I just returned from Wal-Mart with two bottles of bleach and a box of lightbulbs. As I approached the front of the store to break my shortest-actual-shopping-trip record, my heart filled with dread. Lines and lines of piled-high baskets. Drawn like so many moths to the blue lights over three checkout stations.
I’m a pro at measuring the contents of a line’s baskets and picking the quickest way to the parking lot. As I plied my craft, it was no surprise that my line moved much faster than the line next to it. When I stepped into the bullpen for the cashier’s little conveyer belt, I noticed why.
Sitting in one of those powered carts was a woman clearly in need of assistance. The cashier had filled all the bags on her sack carousel, but there were still items on the conveyer. Crisis! She stepped over to the four or five supervisors chatting nearby– wait, wait…there are supervisors watching long lines go unserved and they’re chit-chatting?!
She stepped over to the enormous pile of wasted money and asked what she should do. After mulling it over, the supervisors decided she should fill more sacks and set them on top of the carousel so her line would move. What a lack of retail leadership (some of us call it commons sense).

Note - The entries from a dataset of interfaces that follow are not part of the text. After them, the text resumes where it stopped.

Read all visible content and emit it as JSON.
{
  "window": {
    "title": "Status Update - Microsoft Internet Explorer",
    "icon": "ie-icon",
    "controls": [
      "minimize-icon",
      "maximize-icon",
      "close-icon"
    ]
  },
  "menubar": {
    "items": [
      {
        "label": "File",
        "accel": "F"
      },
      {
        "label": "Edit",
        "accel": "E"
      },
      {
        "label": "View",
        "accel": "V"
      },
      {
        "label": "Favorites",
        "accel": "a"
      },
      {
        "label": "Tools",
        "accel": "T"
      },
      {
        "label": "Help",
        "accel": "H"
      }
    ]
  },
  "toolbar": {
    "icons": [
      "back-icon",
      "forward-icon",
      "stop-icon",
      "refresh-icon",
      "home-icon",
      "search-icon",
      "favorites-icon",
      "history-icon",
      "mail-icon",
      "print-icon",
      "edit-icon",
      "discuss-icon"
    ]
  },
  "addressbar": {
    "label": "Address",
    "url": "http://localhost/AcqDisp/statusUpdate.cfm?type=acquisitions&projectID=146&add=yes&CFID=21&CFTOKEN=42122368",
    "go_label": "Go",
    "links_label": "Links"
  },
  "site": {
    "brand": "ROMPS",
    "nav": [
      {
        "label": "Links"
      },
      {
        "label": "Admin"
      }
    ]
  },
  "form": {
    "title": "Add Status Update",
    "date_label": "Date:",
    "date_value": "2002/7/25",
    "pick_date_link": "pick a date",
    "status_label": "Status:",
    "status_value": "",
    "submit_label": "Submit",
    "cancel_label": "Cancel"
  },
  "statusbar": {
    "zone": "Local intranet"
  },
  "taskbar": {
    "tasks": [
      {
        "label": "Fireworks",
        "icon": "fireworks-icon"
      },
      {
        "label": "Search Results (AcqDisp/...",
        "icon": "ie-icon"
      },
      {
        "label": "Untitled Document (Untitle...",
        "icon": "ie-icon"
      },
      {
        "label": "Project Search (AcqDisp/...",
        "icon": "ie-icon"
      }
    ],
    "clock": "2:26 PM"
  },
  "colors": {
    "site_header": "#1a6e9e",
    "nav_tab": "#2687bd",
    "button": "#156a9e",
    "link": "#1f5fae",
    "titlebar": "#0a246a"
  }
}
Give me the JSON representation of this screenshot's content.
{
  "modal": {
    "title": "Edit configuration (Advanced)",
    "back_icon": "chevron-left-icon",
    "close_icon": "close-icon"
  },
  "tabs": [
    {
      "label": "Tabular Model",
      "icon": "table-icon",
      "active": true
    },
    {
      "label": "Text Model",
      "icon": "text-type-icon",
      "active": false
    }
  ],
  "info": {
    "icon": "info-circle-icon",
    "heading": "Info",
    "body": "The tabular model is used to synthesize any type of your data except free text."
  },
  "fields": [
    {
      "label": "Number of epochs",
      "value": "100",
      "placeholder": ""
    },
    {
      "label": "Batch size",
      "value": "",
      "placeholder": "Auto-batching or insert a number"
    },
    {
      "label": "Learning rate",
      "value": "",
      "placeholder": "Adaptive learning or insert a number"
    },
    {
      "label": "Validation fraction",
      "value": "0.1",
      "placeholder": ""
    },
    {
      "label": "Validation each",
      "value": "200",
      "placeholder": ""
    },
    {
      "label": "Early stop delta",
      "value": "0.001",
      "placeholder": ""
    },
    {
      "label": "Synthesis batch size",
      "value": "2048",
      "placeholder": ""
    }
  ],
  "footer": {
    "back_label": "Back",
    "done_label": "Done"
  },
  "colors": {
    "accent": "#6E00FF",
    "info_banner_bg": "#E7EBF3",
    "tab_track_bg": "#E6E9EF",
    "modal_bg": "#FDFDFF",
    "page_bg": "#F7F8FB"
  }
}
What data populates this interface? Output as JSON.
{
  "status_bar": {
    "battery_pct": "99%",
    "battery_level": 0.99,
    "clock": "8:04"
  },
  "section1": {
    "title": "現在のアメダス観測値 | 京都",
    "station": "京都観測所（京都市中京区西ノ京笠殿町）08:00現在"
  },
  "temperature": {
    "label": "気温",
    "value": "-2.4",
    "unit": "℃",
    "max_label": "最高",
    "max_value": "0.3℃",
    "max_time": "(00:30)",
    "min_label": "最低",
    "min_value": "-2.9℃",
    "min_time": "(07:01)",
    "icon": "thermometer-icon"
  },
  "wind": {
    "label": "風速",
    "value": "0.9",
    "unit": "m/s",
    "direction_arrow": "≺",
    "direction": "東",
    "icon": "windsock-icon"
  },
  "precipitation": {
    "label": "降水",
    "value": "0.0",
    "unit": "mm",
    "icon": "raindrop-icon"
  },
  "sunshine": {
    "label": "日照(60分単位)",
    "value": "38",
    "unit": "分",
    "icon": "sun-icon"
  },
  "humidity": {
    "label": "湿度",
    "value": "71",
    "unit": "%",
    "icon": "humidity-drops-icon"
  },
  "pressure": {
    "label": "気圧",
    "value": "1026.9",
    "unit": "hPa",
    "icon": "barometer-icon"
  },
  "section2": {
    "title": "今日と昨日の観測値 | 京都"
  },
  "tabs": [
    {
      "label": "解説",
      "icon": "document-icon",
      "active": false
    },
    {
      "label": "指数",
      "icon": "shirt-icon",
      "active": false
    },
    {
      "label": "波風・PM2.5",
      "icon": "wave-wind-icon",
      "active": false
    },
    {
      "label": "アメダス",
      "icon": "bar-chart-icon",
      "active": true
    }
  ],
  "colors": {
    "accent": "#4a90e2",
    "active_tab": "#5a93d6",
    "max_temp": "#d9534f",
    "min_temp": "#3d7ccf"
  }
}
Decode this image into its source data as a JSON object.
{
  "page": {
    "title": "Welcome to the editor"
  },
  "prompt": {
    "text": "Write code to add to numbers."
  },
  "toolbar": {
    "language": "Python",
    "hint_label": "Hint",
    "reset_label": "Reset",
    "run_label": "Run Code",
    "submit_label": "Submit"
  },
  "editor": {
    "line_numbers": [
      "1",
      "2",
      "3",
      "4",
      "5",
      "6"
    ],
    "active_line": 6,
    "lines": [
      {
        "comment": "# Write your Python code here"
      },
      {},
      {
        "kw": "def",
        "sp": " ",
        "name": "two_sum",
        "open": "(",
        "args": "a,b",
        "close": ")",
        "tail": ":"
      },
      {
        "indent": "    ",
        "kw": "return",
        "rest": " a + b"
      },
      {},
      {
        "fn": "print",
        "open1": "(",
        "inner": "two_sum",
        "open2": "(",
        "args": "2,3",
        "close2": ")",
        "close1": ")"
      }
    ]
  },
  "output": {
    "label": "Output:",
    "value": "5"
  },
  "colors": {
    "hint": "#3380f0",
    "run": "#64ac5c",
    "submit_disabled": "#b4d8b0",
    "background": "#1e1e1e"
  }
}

I set my items down in the floor and stepped over. Amazingly, when I put sacks in the cart, more space was available to bag items. I smiled and asked the woman if she had help to load up her car. She said her daughter was on the way. Suddenly, I’m the CEO of Wal-Mart.
Retail Leadership is Dead
I don’t know about you, but these sort of horrible experiences are becoming the norm. I’ve got a similarly embarrassing story about Sam’s Club, where we pay for the privilege to shop! On separate visits, I’ve been berated by a teenaged supervisor and a middle-aged manager after commenting about poor service times.
Here’s what’s amazing:
- There are always tons of employees running around.
- There are never enough employees where they need to be.
- Supervisors and managers are always available to “listen” to your complaint.
- Supervisors and managers seem to never be available to assist their team.
- We bask in the abuse!
Listen up, retail leaders: your stores are really sucking.
I used to get so angry at consumers who left shopping carts in the parking lots (still a pet peeve). Tonight I drove by cart corrals packed with buggies. I used to get so mad at employees who couldn’t solve basic problems. Tonight I reaped the benefit of a bumper crop of supervisor-morons.